Right about now, you may be thinking that by raising this issue I’m picking nits or borrowing trouble. After all, the Task Force neither suggests nor claims that its new Foundations section should play any such role relative to the other three documents. On the other hand, however, the Task Force does not say anything to disallow such a hierarchical relationship, either — which means that, like it or not, the connection between the Foundations section and the rest of the proposed Book of Order is currently unclear. Therefore, I am convinced that it (i.e. the connection or relationship between the Foundations section and the rest of the Book of Order) should itself become the subject of a full-scale, church-wide conversation before any other action is taken on the nFOG.
At present, the Permanent Judicial Commission of the General Assembly operates on the hermeneutical principle that all of the provisions of the Book of Order are of equal weight or effect, and that none of its constituent parts is any more or less binding than any of the others.
This was the primary issue raised in Londonderry v. Presbytery of Northern New England in 2001. The case was filed in response to the Presbytery of Northern New England’s concurrence with Christ Church (Burlington, Vt.) that it was valid to ignore the provisions of G-6.0106b when ordaining officers because G-6.0106b conflicts irreconcilably with the church’s obligation to be inclusive (G-4.0403).
In its decision, the GAPJC said this:
It is not unusual for a document such as our Constitution, written at different periods of time and under different circumstances, to exhibit tensions and ambiguities in its provisions.

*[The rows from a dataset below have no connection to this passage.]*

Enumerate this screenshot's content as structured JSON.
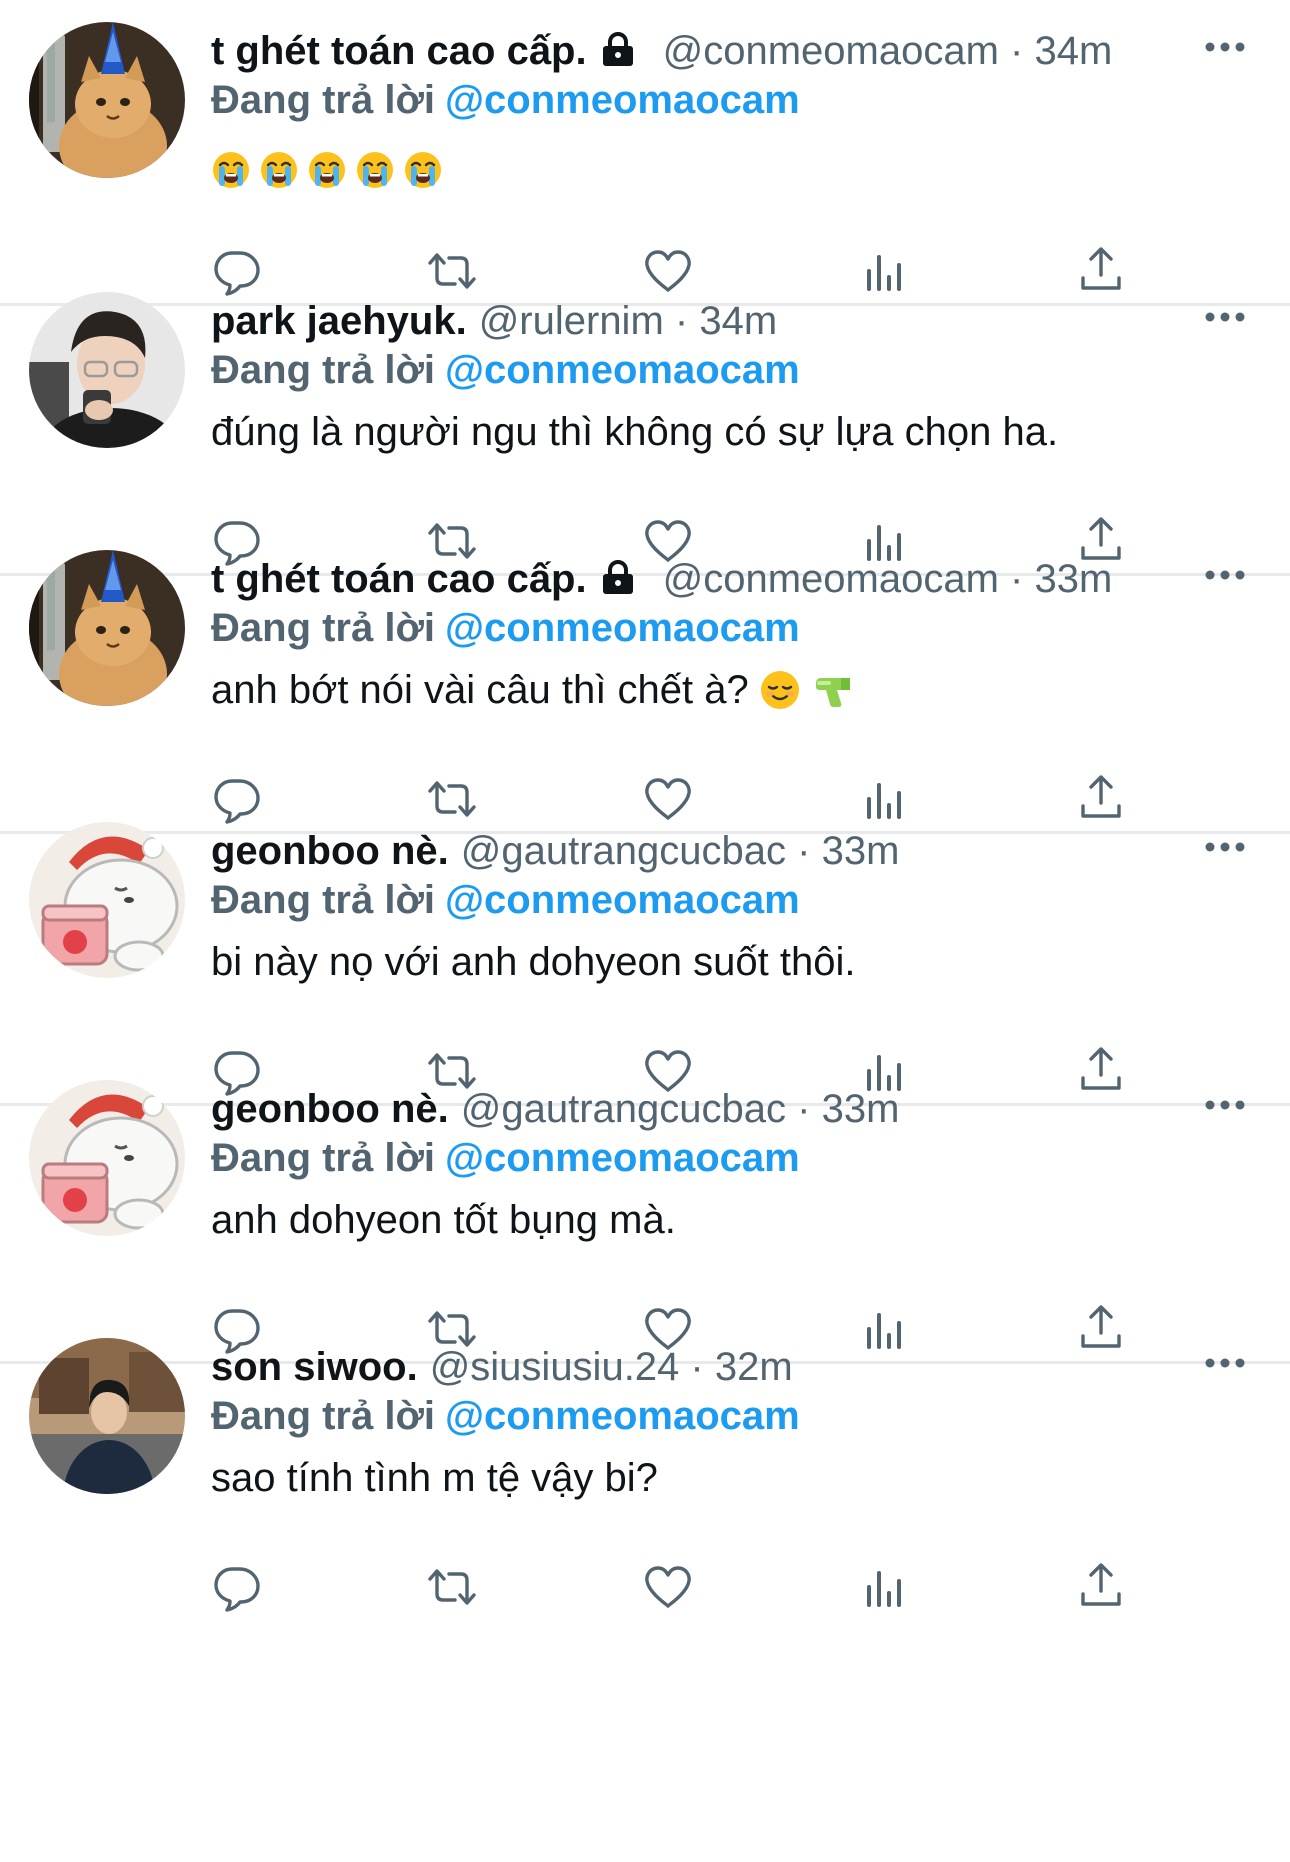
{
  "colors": {
    "text_primary": "#0f1419",
    "text_secondary": "#536471",
    "accent": "#1d9bf0",
    "divider": "#e7e9ea",
    "icon": "#536471"
  },
  "action_icons": [
    "reply-icon",
    "retweet-icon",
    "like-icon",
    "views-icon",
    "share-icon"
  ],
  "tweets": [
    {
      "avatar": "cat-party-hat-avatar",
      "display_name": "t ghét toán cao cấp.",
      "protected": true,
      "handle": "@conmeomaocam",
      "separator": "·",
      "time": "34m",
      "reply_prefix": "Đang trả lời",
      "reply_to": "@conmeomaocam",
      "text": "",
      "emojis": [
        "loudly-crying-face",
        "loudly-crying-face",
        "loudly-crying-face",
        "loudly-crying-face",
        "loudly-crying-face"
      ]
    },
    {
      "avatar": "person-glasses-avatar",
      "display_name": "park jaehyuk.",
      "protected": false,
      "handle": "@rulernim",
      "separator": "·",
      "time": "34m",
      "reply_prefix": "Đang trả lời",
      "reply_to": "@conmeomaocam",
      "text": "đúng là người ngu thì không có sự lựa chọn ha.",
      "emojis": []
    },
    {
      "avatar": "cat-party-hat-avatar",
      "display_name": "t ghét toán cao cấp.",
      "protected": true,
      "handle": "@conmeomaocam",
      "separator": "·",
      "time": "33m",
      "reply_prefix": "Đang trả lời",
      "reply_to": "@conmeomaocam",
      "text": "anh bớt nói vài câu thì chết à?",
      "emojis": [
        "smiling-face",
        "water-pistol"
      ]
    },
    {
      "avatar": "polar-bear-ice-cream-avatar",
      "display_name": "geonboo nè.",
      "protected": false,
      "handle": "@gautrangcucbac",
      "separator": "·",
      "time": "33m",
      "reply_prefix": "Đang trả lời",
      "reply_to": "@conmeomaocam",
      "text": "bi này nọ với anh dohyeon suốt thôi.",
      "emojis": []
    },
    {
      "avatar": "polar-bear-ice-cream-avatar",
      "display_name": "geonboo nè.",
      "protected": false,
      "handle": "@gautrangcucbac",
      "separator": "·",
      "time": "33m",
      "reply_prefix": "Đang trả lời",
      "reply_to": "@conmeomaocam",
      "text": "anh dohyeon tốt bụng mà.",
      "emojis": []
    },
    {
      "avatar": "person-street-avatar",
      "display_name": "son siwoo.",
      "protected": false,
      "handle": "@siusiusiu.24",
      "separator": "·",
      "time": "32m",
      "reply_prefix": "Đang trả lời",
      "reply_to": "@conmeomaocam",
      "text": "sao tính tình m tệ vậy bi?",
      "emojis": []
    }
  ]
}
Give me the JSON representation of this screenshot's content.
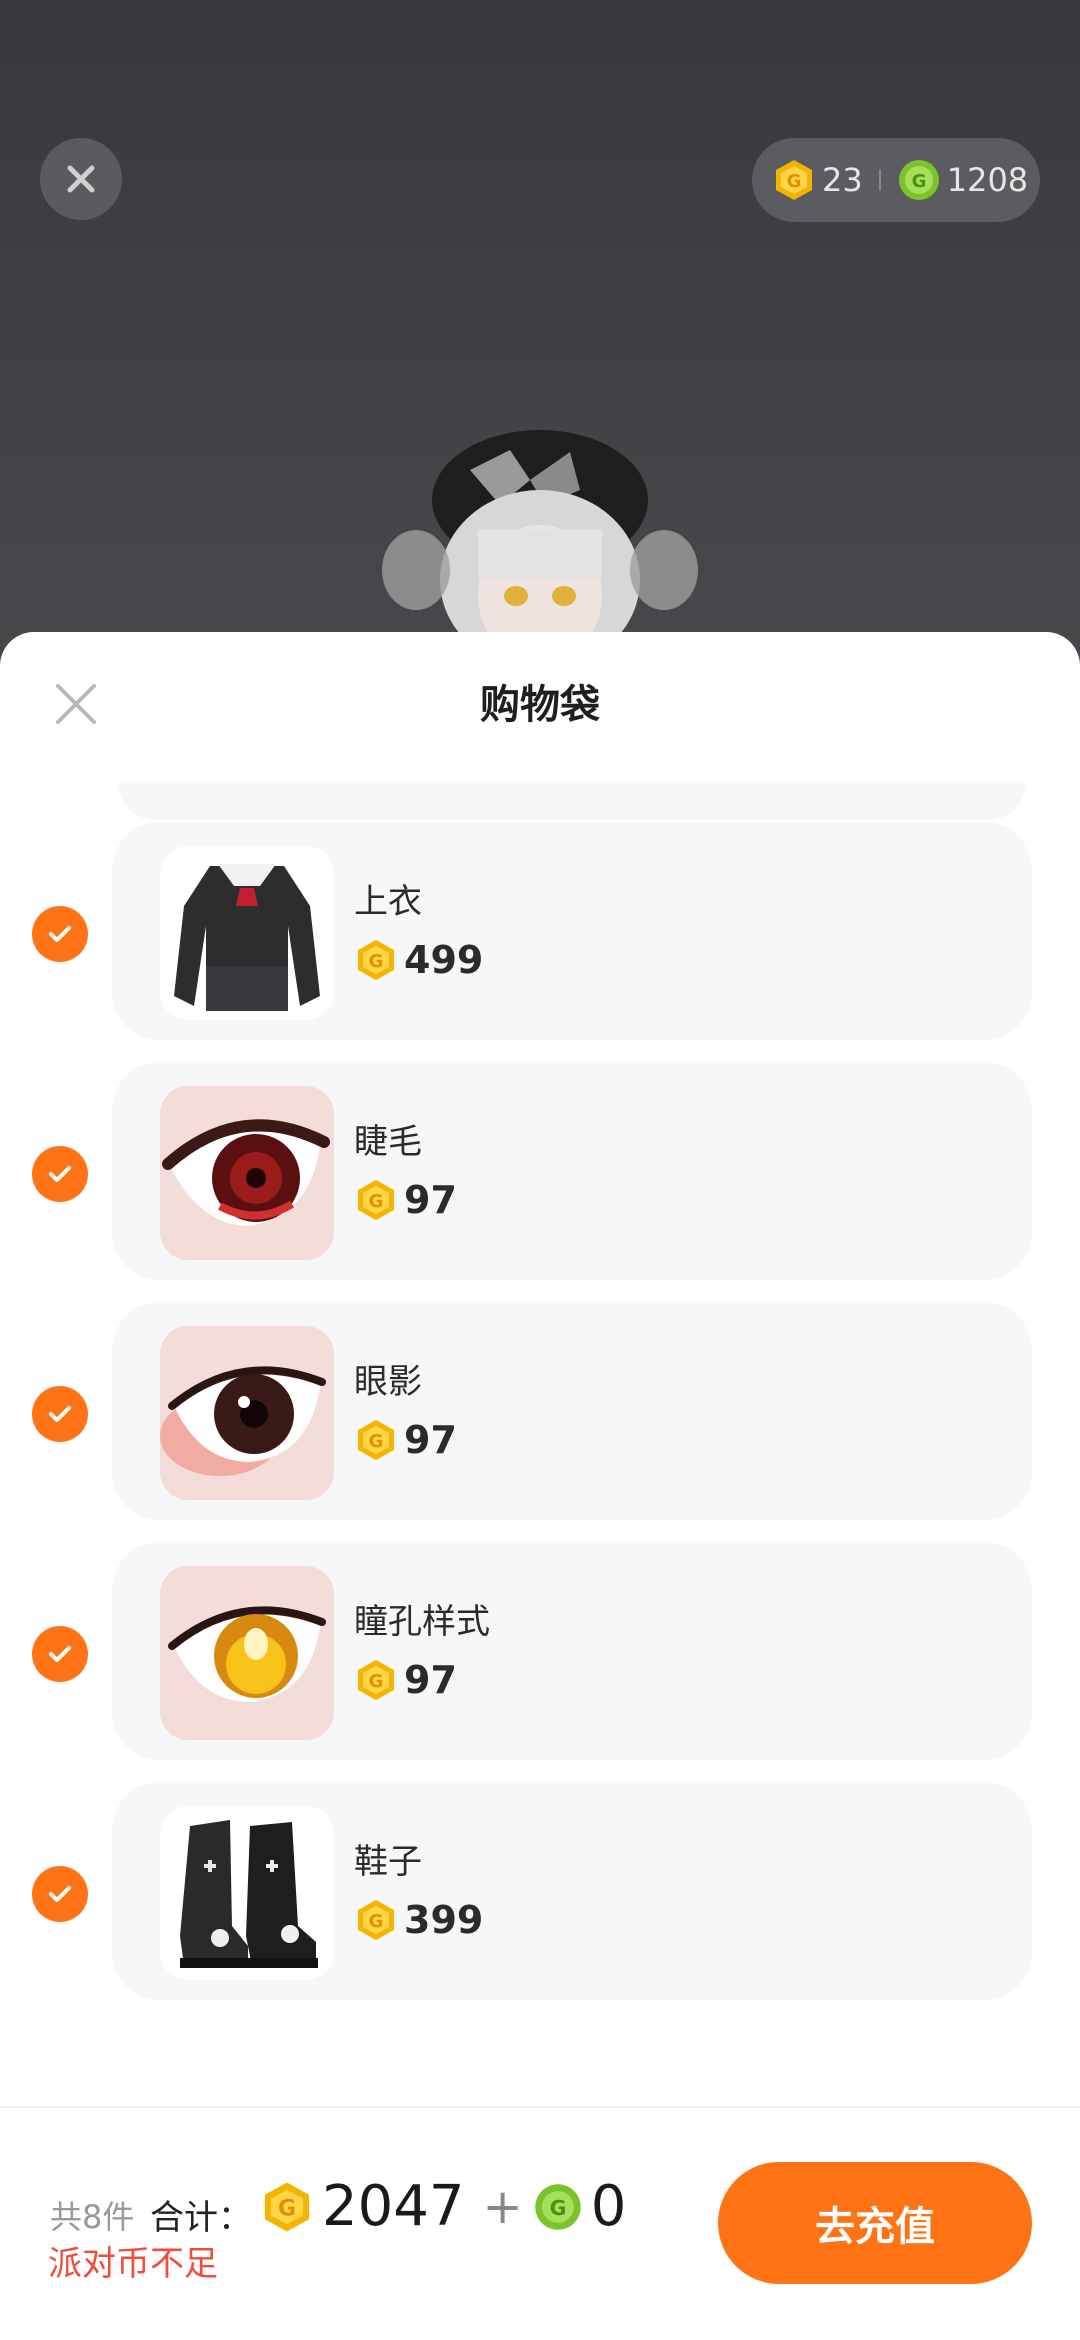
{
  "top_bar": {
    "gold_coins": "23",
    "green_coins": "1208"
  },
  "sheet": {
    "title": "购物袋"
  },
  "items": [
    {
      "name": "上衣",
      "price": "499",
      "icon": "shirt-thumbnail"
    },
    {
      "name": "睫毛",
      "price": "97",
      "icon": "eyelash-thumbnail"
    },
    {
      "name": "眼影",
      "price": "97",
      "icon": "eyeshadow-thumbnail"
    },
    {
      "name": "瞳孔样式",
      "price": "97",
      "icon": "pupil-thumbnail"
    },
    {
      "name": "鞋子",
      "price": "399",
      "icon": "shoes-thumbnail"
    }
  ],
  "footer": {
    "count": "共8件",
    "total_label": "合计：",
    "gold_total": "2047",
    "plus": "+",
    "green_total": "0",
    "warning": "派对币不足",
    "recharge_button": "去充值"
  },
  "colors": {
    "accent": "#ff7315",
    "warning": "#f04d3a",
    "gold": "#f4b400",
    "green": "#7cc22e"
  }
}
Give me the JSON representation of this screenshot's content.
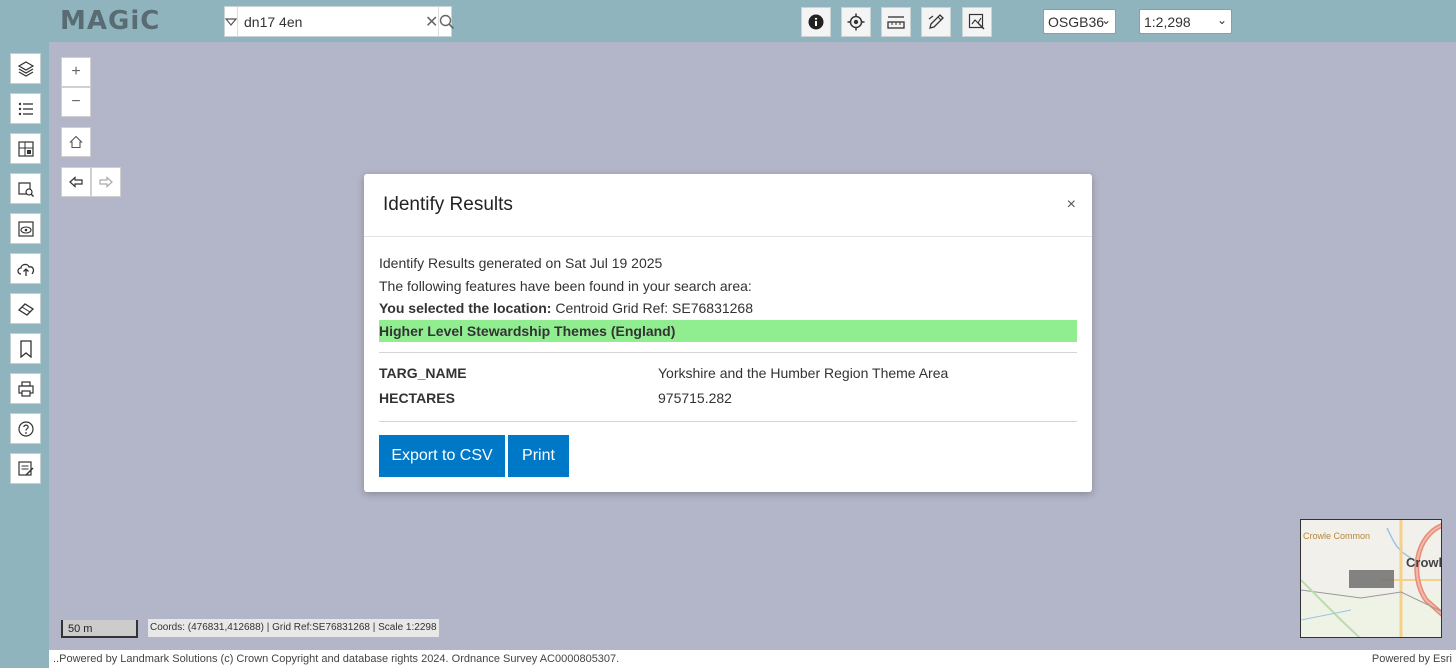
{
  "app": {
    "logo": "MAGiC"
  },
  "search": {
    "value": "dn17 4en"
  },
  "toolbar": {
    "tools": [
      {
        "name": "identify-tool",
        "icon": "info-icon"
      },
      {
        "name": "locate-tool",
        "icon": "crosshair-icon"
      },
      {
        "name": "measure-tool",
        "icon": "ruler-icon"
      },
      {
        "name": "draw-tool",
        "icon": "pencil-icon"
      },
      {
        "name": "select-tool",
        "icon": "select-map-icon"
      }
    ],
    "projection": "OSGB36",
    "scale": "1:2,298"
  },
  "sidebar": {
    "items": [
      {
        "name": "layers",
        "icon": "layers-icon"
      },
      {
        "name": "legend",
        "icon": "list-icon"
      },
      {
        "name": "basemap",
        "icon": "map-icon"
      },
      {
        "name": "search-area",
        "icon": "map-search-icon"
      },
      {
        "name": "view-layer",
        "icon": "eye-map-icon"
      },
      {
        "name": "upload",
        "icon": "cloud-upload-icon"
      },
      {
        "name": "eraser",
        "icon": "eraser-icon"
      },
      {
        "name": "bookmarks",
        "icon": "bookmark-icon"
      },
      {
        "name": "print",
        "icon": "printer-icon"
      },
      {
        "name": "help",
        "icon": "help-icon"
      },
      {
        "name": "report",
        "icon": "report-icon"
      }
    ]
  },
  "dialog": {
    "title": "Identify Results",
    "close": "×",
    "generated": "Identify Results generated on Sat Jul 19 2025",
    "found": "The following features have been found in your search area:",
    "selected_label": "You selected the location:",
    "selected_value": " Centroid Grid Ref: SE76831268",
    "theme": "Higher Level Stewardship Themes (England)",
    "attributes": [
      {
        "key": "TARG_NAME",
        "value": "Yorkshire and the Humber Region Theme Area"
      },
      {
        "key": "HECTARES",
        "value": "975715.282"
      }
    ],
    "export_button": "Export to CSV",
    "print_button": "Print"
  },
  "map": {
    "scalebar": "50 m",
    "coords": "Coords: (476831,412688) | Grid Ref:SE76831268 | Scale 1:2298",
    "overview_labels": [
      "Crowle Common",
      "Crowl"
    ]
  },
  "footer": {
    "left": "..Powered by Landmark Solutions (c) Crown Copyright and database rights 2024. Ordnance Survey AC0000805307.",
    "right": "Powered by Esri"
  },
  "colors": {
    "teal": "#8fb4bd",
    "map_bg": "#b3b6c8",
    "theme_highlight": "#90ee90",
    "button_blue": "#0078c8"
  }
}
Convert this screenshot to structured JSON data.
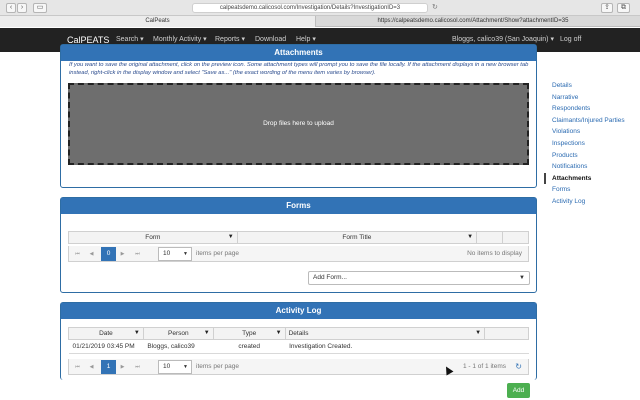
{
  "browser": {
    "url": "calpeatsdemo.calicosol.com/Investigation/Details?InvestigationID=3",
    "tabs": [
      {
        "label": "CalPeats"
      },
      {
        "label": "https://calpeatsdemo.calicosol.com/Attachment/Show?attachmentID=35"
      }
    ],
    "reload_icon": "↻"
  },
  "navbar": {
    "brand": "CalPEATS",
    "menu": [
      "Search ▾",
      "Monthly Activity ▾",
      "Reports ▾",
      "Download",
      "Help ▾"
    ],
    "user": "Bloggs, calico39 (San Joaquin) ▾",
    "logoff": "Log off"
  },
  "attachments": {
    "title": "Attachments",
    "note": "If you want to save the original attachment, click on the preview icon. Some attachment types will prompt you to save the file locally. If the attachment displays in a new browser tab instead, right-click in the display window and select \"Save as...\" (the exact wording of the menu item varies by browser).",
    "dropzone": "Drop files here to upload"
  },
  "forms": {
    "title": "Forms",
    "columns": [
      "Form",
      "Form Title"
    ],
    "pager": {
      "page": "0",
      "per_page": "10",
      "per_page_label": "items per page",
      "status": "No items to display"
    },
    "add_select": "Add Form..."
  },
  "activity": {
    "title": "Activity Log",
    "columns": [
      "Date",
      "Person",
      "Type",
      "Details"
    ],
    "rows": [
      {
        "date": "01/21/2019 03:45 PM",
        "person": "Bloggs, calico39",
        "type": "created",
        "details": "Investigation Created."
      }
    ],
    "pager": {
      "page": "1",
      "per_page": "10",
      "per_page_label": "items per page",
      "status": "1 - 1 of 1 items"
    },
    "add_button": "Add"
  },
  "sidenav": {
    "items": [
      "Details",
      "Narrative",
      "Respondents",
      "Claimants/Injured Parties",
      "Violations",
      "Inspections",
      "Products",
      "Notifications",
      "Attachments",
      "Forms",
      "Activity Log"
    ],
    "active": "Attachments"
  },
  "icons": {
    "filter": "▼",
    "first": "⏮",
    "prev": "◀",
    "next": "▶",
    "last": "⏭",
    "refresh": "↻",
    "caret": "▼"
  }
}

Nevertheless, it is the task of governing bodies and judicial commissions to resolve them in such a way as to give effect to all provisions. It is not within the power of any governing body or judicial commission to declare a properly adopted provision of the Constitution to be invalid. The only appropriate avenue to change or remove a provision of the Constitution is through the process for amendment provided within the Constitution itself.
So, as things currently stand, a governing body cannot claim exemption from one constitutional provision because it seems to be inconsistent with another constitutional provision. Following the logic of that hermeneutic, the GAPJC properly instructed Christ Church to find a way to be faithful both to the Constitution’s requirements and to its prohibitions.
However, by creating a separate Foundations section, the nFOGTF has put that interpretive principle at risk. In fact, it has brought together everything necessary for a perfect constitutional storm in which the will of the whole church (as set forth, perhaps, in a constitutional amendment) could possibly be ruled to be unconstitutional on the basis of a real or imagined conflict with a more “weighty” provision found in or implied by the Foundations document.
Is there a hook in the nFOG? I don’t know for sure. If there is, I don’t believe that it was intentionally set. I do believe that it would not only be irresponsible for the General Assembly to adopt the nFOG as currently written before this issue is openly acknowledged, debated and resolved, but it could potentially be disastrous to a denomination already in conflict.
Robert D. Dooling is pastor of Mountain View United Presbyterian Church in Loveland, Colo.